Component data from apps and pages:
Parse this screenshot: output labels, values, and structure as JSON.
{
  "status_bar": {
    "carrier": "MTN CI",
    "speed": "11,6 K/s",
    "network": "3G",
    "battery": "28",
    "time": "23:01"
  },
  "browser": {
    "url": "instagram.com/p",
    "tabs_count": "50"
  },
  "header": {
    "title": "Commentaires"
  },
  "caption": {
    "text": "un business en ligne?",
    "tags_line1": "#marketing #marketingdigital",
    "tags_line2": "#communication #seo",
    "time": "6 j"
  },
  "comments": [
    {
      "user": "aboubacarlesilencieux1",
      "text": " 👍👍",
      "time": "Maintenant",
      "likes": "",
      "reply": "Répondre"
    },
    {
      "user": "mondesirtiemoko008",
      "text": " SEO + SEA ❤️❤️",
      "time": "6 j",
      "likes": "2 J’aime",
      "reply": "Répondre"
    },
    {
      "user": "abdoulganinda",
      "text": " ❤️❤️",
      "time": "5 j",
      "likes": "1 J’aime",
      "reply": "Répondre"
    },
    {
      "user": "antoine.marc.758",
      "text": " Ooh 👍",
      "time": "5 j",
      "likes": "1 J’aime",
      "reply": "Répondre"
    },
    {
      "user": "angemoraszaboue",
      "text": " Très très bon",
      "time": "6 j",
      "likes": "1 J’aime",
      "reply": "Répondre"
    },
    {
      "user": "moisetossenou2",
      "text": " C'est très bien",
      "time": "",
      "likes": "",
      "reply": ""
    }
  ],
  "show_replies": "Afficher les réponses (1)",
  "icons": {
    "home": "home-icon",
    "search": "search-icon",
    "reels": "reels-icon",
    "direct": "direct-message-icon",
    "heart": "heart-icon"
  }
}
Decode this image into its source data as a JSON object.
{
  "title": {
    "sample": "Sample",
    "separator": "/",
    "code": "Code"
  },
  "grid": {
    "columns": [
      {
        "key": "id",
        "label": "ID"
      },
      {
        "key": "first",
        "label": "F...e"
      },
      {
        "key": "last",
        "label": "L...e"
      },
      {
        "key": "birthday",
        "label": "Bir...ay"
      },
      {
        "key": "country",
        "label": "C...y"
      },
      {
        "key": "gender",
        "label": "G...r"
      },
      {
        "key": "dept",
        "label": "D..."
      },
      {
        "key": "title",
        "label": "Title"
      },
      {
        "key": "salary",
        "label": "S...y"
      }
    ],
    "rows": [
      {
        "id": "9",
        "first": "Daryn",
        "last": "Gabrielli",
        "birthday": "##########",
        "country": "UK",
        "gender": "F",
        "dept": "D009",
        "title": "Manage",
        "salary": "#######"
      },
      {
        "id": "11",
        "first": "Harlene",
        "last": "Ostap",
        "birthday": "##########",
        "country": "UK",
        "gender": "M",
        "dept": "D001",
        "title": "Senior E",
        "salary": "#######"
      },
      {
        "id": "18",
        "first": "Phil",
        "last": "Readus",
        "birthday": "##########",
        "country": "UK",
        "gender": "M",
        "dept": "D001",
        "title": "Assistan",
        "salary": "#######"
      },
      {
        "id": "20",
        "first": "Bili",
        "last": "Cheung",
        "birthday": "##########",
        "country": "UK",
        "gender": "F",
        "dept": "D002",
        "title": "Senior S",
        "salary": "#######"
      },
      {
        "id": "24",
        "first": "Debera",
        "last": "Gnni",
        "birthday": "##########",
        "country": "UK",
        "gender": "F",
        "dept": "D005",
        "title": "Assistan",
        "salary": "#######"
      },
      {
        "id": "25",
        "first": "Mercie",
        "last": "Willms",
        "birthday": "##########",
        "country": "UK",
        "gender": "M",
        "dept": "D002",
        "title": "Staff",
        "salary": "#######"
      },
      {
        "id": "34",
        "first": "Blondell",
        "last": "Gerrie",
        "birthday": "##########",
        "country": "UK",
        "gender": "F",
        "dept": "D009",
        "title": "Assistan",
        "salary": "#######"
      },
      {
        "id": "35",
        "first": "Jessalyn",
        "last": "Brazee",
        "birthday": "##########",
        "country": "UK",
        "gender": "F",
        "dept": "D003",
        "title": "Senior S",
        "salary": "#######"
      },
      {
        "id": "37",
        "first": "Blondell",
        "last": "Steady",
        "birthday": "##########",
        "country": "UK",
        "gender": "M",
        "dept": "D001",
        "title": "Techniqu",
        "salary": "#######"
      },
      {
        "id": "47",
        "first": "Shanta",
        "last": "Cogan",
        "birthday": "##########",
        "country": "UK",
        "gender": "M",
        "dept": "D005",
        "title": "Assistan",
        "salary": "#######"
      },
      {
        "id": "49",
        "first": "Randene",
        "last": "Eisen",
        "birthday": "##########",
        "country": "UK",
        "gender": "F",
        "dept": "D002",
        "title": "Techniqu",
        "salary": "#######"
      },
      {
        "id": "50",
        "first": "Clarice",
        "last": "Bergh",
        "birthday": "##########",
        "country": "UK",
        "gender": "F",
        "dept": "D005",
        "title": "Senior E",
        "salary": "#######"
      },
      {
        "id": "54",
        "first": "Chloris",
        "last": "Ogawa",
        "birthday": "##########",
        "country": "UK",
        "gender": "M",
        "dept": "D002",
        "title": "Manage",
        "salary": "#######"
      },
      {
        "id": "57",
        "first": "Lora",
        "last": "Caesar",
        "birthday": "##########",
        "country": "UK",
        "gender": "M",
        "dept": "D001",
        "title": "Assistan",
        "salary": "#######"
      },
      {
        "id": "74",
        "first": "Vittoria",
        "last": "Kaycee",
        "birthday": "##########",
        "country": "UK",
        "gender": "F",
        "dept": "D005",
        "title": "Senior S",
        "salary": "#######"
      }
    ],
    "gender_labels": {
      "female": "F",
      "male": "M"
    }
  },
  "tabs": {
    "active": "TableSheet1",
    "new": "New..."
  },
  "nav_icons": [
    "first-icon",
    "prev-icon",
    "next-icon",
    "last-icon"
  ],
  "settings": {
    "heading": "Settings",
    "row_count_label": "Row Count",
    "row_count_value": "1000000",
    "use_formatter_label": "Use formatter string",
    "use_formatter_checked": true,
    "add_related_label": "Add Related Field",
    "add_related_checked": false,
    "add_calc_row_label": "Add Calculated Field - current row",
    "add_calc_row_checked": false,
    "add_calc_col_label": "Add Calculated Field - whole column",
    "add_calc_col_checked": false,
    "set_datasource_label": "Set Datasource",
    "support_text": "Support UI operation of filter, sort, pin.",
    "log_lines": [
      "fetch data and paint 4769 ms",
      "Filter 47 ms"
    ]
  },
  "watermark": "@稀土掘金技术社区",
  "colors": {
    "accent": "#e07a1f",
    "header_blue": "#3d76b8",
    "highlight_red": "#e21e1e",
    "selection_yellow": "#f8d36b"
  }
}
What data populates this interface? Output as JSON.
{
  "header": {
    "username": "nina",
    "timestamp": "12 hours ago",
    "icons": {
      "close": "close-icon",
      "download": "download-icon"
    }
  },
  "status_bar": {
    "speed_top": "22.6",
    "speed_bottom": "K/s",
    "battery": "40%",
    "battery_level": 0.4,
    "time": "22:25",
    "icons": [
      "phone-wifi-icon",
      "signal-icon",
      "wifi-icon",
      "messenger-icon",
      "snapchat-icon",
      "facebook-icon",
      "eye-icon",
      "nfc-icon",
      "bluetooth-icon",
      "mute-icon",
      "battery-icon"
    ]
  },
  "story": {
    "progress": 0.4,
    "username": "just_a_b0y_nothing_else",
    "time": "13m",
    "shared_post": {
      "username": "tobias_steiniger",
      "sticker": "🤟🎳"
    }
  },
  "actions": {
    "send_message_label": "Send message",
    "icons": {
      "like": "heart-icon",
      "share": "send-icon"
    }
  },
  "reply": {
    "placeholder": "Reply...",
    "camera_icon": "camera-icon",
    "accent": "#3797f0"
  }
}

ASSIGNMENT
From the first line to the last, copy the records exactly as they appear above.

ANSWER SECTION
Parse this screenshot: output labels, values, and structure as JSON.
{
  "status_bar": {
    "carrier": "MTN CI",
    "speed": "11,6 K/s",
    "network": "3G",
    "battery": "28",
    "time": "23:01"
  },
  "browser": {
    "url": "instagram.com/p",
    "tabs_count": "50"
  },
  "header": {
    "title": "Commentaires"
  },
  "caption": {
    "text": "un business en ligne?",
    "tags_line1": "#marketing #marketingdigital",
    "tags_line2": "#communication #seo",
    "time": "6 j"
  },
  "comments": [
    {
      "user": "aboubacarlesilencieux1",
      "text": " 👍👍",
      "time": "Maintenant",
      "likes": "",
      "reply": "Répondre"
    },
    {
      "user": "mondesirtiemoko008",
      "text": " SEO + SEA ❤️❤️",
      "time": "6 j",
      "likes": "2 J’aime",
      "reply": "Répondre"
    },
    {
      "user": "abdoulganinda",
      "text": " ❤️❤️",
      "time": "5 j",
      "likes": "1 J’aime",
      "reply": "Répondre"
    },
    {
      "user": "antoine.marc.758",
      "text": " Ooh 👍",
      "time": "5 j",
      "likes": "1 J’aime",
      "reply": "Répondre"
    },
    {
      "user": "angemoraszaboue",
      "text": " Très très bon",
      "time": "6 j",
      "likes": "1 J’aime",
      "reply": "Répondre"
    },
    {
      "user": "moisetossenou2",
      "text": " C'est très bien",
      "time": "",
      "likes": "",
      "reply": ""
    }
  ],
  "show_replies": "Afficher les réponses (1)",
  "icons": {
    "home": "home-icon",
    "search": "search-icon",
    "reels": "reels-icon",
    "direct": "direct-message-icon",
    "heart": "heart-icon"
  }
}
Decode this image into its source data as a JSON object.
{
  "title": {
    "sample": "Sample",
    "separator": "/",
    "code": "Code"
  },
  "grid": {
    "columns": [
      {
        "key": "id",
        "label": "ID"
      },
      {
        "key": "first",
        "label": "F...e"
      },
      {
        "key": "last",
        "label": "L...e"
      },
      {
        "key": "birthday",
        "label": "Bir...ay"
      },
      {
        "key": "country",
        "label": "C...y"
      },
      {
        "key": "gender",
        "label": "G...r"
      },
      {
        "key": "dept",
        "label": "D..."
      },
      {
        "key": "title",
        "label": "Title"
      },
      {
        "key": "salary",
        "label": "S...y"
      }
    ],
    "rows": [
      {
        "id": "9",
        "first": "Daryn",
        "last": "Gabrielli",
        "birthday": "##########",
        "country": "UK",
        "gender": "F",
        "dept": "D009",
        "title": "Manage",
        "salary": "#######"
      },
      {
        "id": "11",
        "first": "Harlene",
        "last": "Ostap",
        "birthday": "##########",
        "country": "UK",
        "gender": "M",
        "dept": "D001",
        "title": "Senior E",
        "salary": "#######"
      },
      {
        "id": "18",
        "first": "Phil",
        "last": "Readus",
        "birthday": "##########",
        "country": "UK",
        "gender": "M",
        "dept": "D001",
        "title": "Assistan",
        "salary": "#######"
      },
      {
        "id": "20",
        "first": "Bili",
        "last": "Cheung",
        "birthday": "##########",
        "country": "UK",
        "gender": "F",
        "dept": "D002",
        "title": "Senior S",
        "salary": "#######"
      },
      {
        "id": "24",
        "first": "Debera",
        "last": "Gnni",
        "birthday": "##########",
        "country": "UK",
        "gender": "F",
        "dept": "D005",
        "title": "Assistan",
        "salary": "#######"
      },
      {
        "id": "25",
        "first": "Mercie",
        "last": "Willms",
        "birthday": "##########",
        "country": "UK",
        "gender": "M",
        "dept": "D002",
        "title": "Staff",
        "salary": "#######"
      },
      {
        "id": "34",
        "first": "Blondell",
        "last": "Gerrie",
        "birthday": "##########",
        "country": "UK",
        "gender": "F",
        "dept": "D009",
        "title": "Assistan",
        "salary": "#######"
      },
      {
        "id": "35",
        "first": "Jessalyn",
        "last": "Brazee",
        "birthday": "##########",
        "country": "UK",
        "gender": "F",
        "dept": "D003",
        "title": "Senior S",
        "salary": "#######"
      },
      {
        "id": "37",
        "first": "Blondell",
        "last": "Steady",
        "birthday": "##########",
        "country": "UK",
        "gender": "M",
        "dept": "D001",
        "title": "Techniqu",
        "salary": "#######"
      },
      {
        "id": "47",
        "first": "Shanta",
        "last": "Cogan",
        "birthday": "##########",
        "country": "UK",
        "gender": "M",
        "dept": "D005",
        "title": "Assistan",
        "salary": "#######"
      },
      {
        "id": "49",
        "first": "Randene",
        "last": "Eisen",
        "birthday": "##########",
        "country": "UK",
        "gender": "F",
        "dept": "D002",
        "title": "Techniqu",
        "salary": "#######"
      },
      {
        "id": "50",
        "first": "Clarice",
        "last": "Bergh",
        "birthday": "##########",
        "country": "UK",
        "gender": "F",
        "dept": "D005",
        "title": "Senior E",
        "salary": "#######"
      },
      {
        "id": "54",
        "first": "Chloris",
        "last": "Ogawa",
        "birthday": "##########",
        "country": "UK",
        "gender": "M",
        "dept": "D002",
        "title": "Manage",
        "salary": "#######"
      },
      {
        "id": "57",
        "first": "Lora",
        "last": "Caesar",
        "birthday": "##########",
        "country": "UK",
        "gender": "M",
        "dept": "D001",
        "title": "Assistan",
        "salary": "#######"
      },
      {
        "id": "74",
        "first": "Vittoria",
        "last": "Kaycee",
        "birthday": "##########",
        "country": "UK",
        "gender": "F",
        "dept": "D005",
        "title": "Senior S",
        "salary": "#######"
      }
    ],
    "gender_labels": {
      "female": "F",
      "male": "M"
    }
  },
  "tabs": {
    "active": "TableSheet1",
    "new": "New..."
  },
  "nav_icons": [
    "first-icon",
    "prev-icon",
    "next-icon",
    "last-icon"
  ],
  "settings": {
    "heading": "Settings",
    "row_count_label": "Row Count",
    "row_count_value": "1000000",
    "use_formatter_label": "Use formatter string",
    "use_formatter_checked": true,
    "add_related_label": "Add Related Field",
    "add_related_checked": false,
    "add_calc_row_label": "Add Calculated Field - current row",
    "add_calc_row_checked": false,
    "add_calc_col_label": "Add Calculated Field - whole column",
    "add_calc_col_checked": false,
    "set_datasource_label": "Set Datasource",
    "support_text": "Support UI operation of filter, sort, pin.",
    "log_lines": [
      "fetch data and paint 4769 ms",
      "Filter 47 ms"
    ]
  },
  "watermark": "@稀土掘金技术社区",
  "colors": {
    "accent": "#e07a1f",
    "header_blue": "#3d76b8",
    "highlight_red": "#e21e1e",
    "selection_yellow": "#f8d36b"
  }
}
What data populates this interface? Output as JSON.
{
  "header": {
    "username": "nina",
    "timestamp": "12 hours ago",
    "icons": {
      "close": "close-icon",
      "download": "download-icon"
    }
  },
  "status_bar": {
    "speed_top": "22.6",
    "speed_bottom": "K/s",
    "battery": "40%",
    "battery_level": 0.4,
    "time": "22:25",
    "icons": [
      "phone-wifi-icon",
      "signal-icon",
      "wifi-icon",
      "messenger-icon",
      "snapchat-icon",
      "facebook-icon",
      "eye-icon",
      "nfc-icon",
      "bluetooth-icon",
      "mute-icon",
      "battery-icon"
    ]
  },
  "story": {
    "progress": 0.4,
    "username": "just_a_b0y_nothing_else",
    "time": "13m",
    "shared_post": {
      "username": "tobias_steiniger",
      "sticker": "🤟🎳"
    }
  },
  "actions": {
    "send_message_label": "Send message",
    "icons": {
      "like": "heart-icon",
      "share": "send-icon"
    }
  },
  "reply": {
    "placeholder": "Reply...",
    "camera_icon": "camera-icon",
    "accent": "#3797f0"
  }
}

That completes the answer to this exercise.